[Corrected 1/07/16, 5:56 am. See below.] As 2015 draws to a close, let’s take a look back at the innovation stories our readers found most interesting. The list spans across the major metros of the state—Dallas, Houston, and Austin—and highlights themes that mark the signature of Texas’ rapidly growing technology communities.
Money, money, money: It was a hot summer for Texas biotech companies looking to tap into the public markets. Three companies—Neos Therapeutics in Dallas; and Mirna Therapeutics and Aeglea Biotherapeutics, both in Austin, have filed for IPOs, with Neos and Mirna making their public debuts. [Aeglea has filed for its IPO but has not yet sold securities on the market.]
South By Southwest: The Austin technology festival brings tens of thousands downtown and this year it supplied added buzz among the innovation community when organizers announced that billionaire entrepreneur Mark Cuban would emcee a new pitch competition focusing on pediatric health. The winner was CareAline, a Boston company that makes a cloth sleeve that securely hides intravenous lines and prevents young children from tugging at them. In addition to presenting Founder Kezia Fitzgerald the top award, Cuban placed an order: 1,000 CareAline sleeves that could be branded with the logo of the Dallas Mavericks, which Cuban owns.
End of an era: Austin Ventures, the venture capital firm that funded startups that formed the foundation of Austin’s technology community, essentially got out of the early stage investing business in 2015. In its 30-year run, the firm invested about $3 billion in almost 300 Texas based companies, including Tivoli Systems, Silicon Laboratories, and HomeAway.
Dell flexes some muscle: On the other hand, another Austin technology pioneer stepped back into the ring in a big way in 2015 with its purchase of Massachusetts-based EMC. Those on the ground in Austin say they hope the move signals an interest by Dell Computer in the region’s startup community, something that had been missing during Dell’s time as a public company.
Houston highlights: The Texas Medical Center has said it wants to drive early stage biotech innovation in Texas. On one June day, TMCx, its accelerator, played host to some of Houston’s youngest entrepreneurs.

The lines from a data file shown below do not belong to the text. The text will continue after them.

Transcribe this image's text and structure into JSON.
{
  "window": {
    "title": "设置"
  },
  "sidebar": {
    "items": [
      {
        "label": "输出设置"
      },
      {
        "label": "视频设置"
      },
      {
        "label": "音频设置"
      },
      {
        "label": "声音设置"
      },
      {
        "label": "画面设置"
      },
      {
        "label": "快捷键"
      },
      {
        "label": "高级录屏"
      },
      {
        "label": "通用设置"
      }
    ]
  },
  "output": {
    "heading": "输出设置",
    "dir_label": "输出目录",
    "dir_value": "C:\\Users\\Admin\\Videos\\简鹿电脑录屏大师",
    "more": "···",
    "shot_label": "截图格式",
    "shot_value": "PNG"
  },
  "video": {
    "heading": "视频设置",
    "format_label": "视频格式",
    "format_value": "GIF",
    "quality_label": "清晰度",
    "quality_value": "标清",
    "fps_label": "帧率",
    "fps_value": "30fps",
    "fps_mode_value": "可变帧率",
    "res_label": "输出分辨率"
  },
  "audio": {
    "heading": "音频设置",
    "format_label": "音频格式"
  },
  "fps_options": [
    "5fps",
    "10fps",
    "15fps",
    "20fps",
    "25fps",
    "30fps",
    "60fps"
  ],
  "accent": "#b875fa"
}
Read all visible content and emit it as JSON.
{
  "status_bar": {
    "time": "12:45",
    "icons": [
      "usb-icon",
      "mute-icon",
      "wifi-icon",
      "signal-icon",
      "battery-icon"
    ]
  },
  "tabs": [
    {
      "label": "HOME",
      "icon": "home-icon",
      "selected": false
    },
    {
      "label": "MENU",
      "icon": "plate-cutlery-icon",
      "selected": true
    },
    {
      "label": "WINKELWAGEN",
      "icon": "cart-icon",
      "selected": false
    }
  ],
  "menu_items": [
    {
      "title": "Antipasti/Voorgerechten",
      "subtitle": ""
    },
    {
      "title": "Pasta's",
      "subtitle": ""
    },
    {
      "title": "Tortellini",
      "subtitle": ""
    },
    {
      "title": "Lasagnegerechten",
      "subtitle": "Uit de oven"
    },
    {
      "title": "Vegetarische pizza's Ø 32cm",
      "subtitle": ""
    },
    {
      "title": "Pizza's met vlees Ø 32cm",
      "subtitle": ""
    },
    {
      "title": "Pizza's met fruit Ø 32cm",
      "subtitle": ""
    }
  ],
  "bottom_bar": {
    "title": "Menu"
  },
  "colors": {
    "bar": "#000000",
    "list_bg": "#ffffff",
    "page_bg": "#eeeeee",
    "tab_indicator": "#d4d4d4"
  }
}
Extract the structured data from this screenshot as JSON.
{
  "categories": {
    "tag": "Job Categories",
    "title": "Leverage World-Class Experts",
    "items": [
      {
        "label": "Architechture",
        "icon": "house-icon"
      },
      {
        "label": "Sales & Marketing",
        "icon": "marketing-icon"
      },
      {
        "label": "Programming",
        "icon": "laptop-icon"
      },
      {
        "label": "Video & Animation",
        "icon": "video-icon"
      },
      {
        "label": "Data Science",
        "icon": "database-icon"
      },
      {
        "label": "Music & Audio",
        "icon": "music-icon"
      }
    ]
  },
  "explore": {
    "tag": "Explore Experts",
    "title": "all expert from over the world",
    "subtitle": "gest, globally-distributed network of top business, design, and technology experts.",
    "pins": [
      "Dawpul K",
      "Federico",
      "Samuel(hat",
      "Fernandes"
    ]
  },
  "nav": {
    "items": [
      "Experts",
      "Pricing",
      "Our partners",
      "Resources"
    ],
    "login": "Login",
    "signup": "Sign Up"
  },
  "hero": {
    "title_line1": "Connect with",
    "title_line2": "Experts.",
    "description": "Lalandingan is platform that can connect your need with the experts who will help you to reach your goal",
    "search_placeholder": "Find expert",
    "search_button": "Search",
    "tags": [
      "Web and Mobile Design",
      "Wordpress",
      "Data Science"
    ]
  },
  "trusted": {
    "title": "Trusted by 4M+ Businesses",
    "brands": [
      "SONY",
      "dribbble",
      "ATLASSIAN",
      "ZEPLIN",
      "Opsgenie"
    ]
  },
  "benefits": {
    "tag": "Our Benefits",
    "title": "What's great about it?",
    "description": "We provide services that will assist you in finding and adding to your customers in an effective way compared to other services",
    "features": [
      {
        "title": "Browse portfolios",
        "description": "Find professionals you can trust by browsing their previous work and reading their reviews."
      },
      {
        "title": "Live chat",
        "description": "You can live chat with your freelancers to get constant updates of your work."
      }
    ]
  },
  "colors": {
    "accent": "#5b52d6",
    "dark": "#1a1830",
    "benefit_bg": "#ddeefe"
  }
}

Houston is not just home to innovation in life sciences and energy. Wine4Me founder Amy Gross nabbed a big investor in IBM Watson for her app that uses artificial intelligence to make wine recommendations tailored to a vinophile’s taste.
Deals in Dallas: It’s likely not a surprise that in the home of Southwest Airlines, another aviation startup is starting to gain traction. Rise, an “all-you-can-fly” airline, received Federal Aviation Administration approval in July and has started out—like its Dallas predecessor—connecting Texas’ relatively far-flung major metros. Service for neighboring states is planned.
In the beginning of the tech boom, startups needed a lot of capital to get their innovations off the ground. But these days, the Web has significantly reduced the costs of developing and deploying software and apps. Dallas’ Aristos Ventures wants to tailor venture capital to meet those needs with “microventure investments.”
Xconomy Texas: We hosted our first public event this year, a daylong conference called Houston 2035. The idea was to bring innovators together and sketch out the opportunities and challenges of Houston two decades from now. Stay tuned. We’re planning to bring the conversation to the Texas state capital for Austin 2036.